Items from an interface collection
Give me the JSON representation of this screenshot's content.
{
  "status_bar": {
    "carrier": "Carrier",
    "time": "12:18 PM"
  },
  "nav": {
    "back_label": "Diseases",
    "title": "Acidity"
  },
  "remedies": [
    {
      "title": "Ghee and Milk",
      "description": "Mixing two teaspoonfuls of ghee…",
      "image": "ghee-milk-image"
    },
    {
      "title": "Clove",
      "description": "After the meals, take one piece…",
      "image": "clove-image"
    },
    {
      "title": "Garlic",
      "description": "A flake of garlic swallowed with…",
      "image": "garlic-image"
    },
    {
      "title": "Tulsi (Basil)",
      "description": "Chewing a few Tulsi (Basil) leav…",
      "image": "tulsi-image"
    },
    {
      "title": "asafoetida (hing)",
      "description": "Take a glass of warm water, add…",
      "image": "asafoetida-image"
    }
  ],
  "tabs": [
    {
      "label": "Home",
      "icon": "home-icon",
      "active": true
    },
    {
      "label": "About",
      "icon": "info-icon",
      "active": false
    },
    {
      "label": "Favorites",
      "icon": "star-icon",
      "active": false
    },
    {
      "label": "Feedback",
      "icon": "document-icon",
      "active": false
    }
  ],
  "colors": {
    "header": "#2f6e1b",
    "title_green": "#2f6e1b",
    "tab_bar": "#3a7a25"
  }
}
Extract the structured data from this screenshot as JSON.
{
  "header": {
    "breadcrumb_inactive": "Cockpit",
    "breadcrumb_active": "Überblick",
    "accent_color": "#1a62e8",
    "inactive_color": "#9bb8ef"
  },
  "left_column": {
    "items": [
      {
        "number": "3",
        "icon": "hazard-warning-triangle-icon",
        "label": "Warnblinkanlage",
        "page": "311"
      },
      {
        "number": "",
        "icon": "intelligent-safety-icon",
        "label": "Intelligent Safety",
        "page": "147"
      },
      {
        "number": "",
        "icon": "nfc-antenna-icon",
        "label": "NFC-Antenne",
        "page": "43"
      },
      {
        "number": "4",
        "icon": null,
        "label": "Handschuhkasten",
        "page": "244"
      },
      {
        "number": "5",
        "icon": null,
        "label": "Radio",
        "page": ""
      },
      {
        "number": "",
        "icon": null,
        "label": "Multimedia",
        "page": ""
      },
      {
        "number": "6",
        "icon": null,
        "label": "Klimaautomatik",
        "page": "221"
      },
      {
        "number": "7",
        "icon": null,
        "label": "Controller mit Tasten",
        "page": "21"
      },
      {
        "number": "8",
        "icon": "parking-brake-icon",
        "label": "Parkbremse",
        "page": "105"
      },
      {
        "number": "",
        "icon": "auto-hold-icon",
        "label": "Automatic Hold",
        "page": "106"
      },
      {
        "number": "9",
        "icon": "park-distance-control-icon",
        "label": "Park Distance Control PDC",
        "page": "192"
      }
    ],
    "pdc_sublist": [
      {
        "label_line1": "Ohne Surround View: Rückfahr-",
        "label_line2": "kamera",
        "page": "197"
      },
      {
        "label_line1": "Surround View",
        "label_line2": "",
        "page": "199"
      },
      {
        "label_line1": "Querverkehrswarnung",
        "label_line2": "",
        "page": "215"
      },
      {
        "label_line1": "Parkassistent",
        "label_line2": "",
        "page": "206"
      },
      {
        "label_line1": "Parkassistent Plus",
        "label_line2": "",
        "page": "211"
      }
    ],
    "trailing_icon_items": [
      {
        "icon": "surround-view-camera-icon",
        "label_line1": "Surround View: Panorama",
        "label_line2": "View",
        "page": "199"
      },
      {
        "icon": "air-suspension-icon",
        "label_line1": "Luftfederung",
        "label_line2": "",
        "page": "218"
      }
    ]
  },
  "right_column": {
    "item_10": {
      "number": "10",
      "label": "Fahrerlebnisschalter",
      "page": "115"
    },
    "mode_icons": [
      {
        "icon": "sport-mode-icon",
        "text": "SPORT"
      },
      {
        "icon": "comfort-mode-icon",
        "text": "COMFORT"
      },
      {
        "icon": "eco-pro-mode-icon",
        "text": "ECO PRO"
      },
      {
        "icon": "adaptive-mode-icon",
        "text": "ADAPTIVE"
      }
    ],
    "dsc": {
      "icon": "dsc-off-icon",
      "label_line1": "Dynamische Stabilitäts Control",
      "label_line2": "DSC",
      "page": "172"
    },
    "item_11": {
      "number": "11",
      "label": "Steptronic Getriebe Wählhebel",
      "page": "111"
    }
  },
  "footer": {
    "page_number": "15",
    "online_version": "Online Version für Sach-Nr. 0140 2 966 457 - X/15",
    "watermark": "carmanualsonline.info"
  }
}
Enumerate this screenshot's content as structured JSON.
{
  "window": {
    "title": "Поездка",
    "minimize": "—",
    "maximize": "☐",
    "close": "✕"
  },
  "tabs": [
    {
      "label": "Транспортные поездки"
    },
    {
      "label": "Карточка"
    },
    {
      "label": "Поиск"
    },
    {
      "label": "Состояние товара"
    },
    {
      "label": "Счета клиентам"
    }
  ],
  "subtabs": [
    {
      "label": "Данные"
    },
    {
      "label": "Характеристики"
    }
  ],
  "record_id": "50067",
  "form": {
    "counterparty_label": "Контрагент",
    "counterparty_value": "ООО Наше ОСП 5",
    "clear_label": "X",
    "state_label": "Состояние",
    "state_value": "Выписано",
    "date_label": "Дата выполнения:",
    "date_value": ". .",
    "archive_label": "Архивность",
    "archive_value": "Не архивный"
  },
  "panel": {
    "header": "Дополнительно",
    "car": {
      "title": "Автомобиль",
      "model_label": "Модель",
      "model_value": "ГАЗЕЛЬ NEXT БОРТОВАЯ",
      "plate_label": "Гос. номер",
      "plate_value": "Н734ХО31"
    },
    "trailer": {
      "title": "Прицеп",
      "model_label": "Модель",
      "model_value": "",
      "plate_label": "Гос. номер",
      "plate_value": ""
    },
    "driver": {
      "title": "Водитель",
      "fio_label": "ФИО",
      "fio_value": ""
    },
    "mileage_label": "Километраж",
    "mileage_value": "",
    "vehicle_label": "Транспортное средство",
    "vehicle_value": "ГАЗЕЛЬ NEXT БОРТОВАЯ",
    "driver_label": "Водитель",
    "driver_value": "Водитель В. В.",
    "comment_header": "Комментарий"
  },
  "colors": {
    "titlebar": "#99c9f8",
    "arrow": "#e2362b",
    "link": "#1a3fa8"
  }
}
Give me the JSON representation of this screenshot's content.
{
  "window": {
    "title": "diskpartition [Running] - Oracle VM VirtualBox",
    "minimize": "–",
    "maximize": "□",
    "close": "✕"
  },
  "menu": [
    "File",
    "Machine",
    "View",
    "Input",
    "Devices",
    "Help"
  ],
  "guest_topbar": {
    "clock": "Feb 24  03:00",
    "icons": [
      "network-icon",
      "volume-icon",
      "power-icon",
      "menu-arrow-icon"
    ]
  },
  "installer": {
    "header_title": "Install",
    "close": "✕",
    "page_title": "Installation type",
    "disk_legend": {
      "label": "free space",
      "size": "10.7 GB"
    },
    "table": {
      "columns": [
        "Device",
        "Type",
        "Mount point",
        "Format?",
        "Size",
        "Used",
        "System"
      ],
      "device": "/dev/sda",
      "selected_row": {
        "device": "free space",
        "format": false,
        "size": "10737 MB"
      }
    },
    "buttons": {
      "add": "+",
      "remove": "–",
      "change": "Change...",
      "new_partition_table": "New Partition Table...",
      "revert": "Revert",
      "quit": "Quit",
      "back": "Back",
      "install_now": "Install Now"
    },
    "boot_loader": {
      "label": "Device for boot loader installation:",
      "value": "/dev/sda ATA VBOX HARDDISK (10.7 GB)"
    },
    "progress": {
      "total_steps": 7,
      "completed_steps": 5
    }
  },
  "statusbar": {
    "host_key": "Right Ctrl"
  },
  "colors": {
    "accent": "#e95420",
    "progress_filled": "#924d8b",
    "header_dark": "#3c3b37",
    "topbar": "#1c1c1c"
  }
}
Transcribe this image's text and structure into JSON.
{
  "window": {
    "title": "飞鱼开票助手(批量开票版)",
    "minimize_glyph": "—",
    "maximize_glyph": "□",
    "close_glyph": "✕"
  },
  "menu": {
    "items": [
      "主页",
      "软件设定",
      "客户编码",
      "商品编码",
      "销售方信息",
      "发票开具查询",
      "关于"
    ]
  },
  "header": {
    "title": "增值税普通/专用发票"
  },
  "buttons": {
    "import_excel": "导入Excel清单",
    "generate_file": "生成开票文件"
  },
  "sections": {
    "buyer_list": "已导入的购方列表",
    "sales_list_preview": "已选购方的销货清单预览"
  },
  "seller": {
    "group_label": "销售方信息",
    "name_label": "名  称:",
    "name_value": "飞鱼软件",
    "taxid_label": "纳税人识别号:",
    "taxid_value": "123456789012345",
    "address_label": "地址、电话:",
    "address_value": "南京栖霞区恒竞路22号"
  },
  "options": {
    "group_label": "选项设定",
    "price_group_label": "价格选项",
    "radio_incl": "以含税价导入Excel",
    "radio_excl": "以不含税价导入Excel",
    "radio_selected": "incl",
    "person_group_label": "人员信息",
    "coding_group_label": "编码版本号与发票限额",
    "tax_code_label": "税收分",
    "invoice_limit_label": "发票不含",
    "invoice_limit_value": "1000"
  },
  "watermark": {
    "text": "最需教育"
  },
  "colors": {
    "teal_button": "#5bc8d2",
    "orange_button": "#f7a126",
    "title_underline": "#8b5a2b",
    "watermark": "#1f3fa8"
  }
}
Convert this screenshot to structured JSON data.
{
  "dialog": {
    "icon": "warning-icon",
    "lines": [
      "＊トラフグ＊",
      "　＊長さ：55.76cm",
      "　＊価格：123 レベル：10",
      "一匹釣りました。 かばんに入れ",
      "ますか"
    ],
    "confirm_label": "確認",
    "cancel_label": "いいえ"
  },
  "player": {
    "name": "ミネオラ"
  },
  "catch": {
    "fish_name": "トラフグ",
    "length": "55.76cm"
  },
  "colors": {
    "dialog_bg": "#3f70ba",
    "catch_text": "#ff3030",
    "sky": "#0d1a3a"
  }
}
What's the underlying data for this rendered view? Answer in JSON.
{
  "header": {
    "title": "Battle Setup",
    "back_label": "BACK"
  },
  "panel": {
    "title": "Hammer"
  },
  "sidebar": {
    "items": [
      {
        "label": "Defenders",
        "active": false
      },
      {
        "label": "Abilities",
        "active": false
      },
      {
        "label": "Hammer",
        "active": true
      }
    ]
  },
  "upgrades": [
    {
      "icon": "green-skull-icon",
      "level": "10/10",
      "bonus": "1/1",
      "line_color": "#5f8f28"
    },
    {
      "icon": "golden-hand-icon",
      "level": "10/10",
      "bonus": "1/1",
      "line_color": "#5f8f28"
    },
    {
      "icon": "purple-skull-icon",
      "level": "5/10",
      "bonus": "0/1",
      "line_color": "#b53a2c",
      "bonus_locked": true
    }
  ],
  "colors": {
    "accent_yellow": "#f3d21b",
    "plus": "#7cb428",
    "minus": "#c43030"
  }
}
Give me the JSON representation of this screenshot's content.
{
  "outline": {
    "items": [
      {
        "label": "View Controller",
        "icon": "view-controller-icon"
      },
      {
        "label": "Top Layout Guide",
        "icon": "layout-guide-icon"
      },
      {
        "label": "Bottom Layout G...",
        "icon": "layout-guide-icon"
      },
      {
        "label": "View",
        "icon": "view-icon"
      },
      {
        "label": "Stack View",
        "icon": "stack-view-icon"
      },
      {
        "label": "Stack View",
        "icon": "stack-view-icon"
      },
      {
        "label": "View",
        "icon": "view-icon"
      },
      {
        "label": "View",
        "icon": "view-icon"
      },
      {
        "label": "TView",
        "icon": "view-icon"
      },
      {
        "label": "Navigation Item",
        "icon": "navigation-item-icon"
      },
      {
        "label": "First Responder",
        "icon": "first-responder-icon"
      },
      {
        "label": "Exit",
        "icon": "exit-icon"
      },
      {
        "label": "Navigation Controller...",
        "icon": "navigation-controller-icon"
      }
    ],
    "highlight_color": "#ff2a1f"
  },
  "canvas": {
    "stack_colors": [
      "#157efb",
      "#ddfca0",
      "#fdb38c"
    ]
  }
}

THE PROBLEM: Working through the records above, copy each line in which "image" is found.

REPLY:
      "image": "ghee-milk-image"
      "image": "clove-image"
      "image": "garlic-image"
      "image": "tulsi-image"
      "image": "asafoetida-image"
Transcribe this image's text and structure into JSON.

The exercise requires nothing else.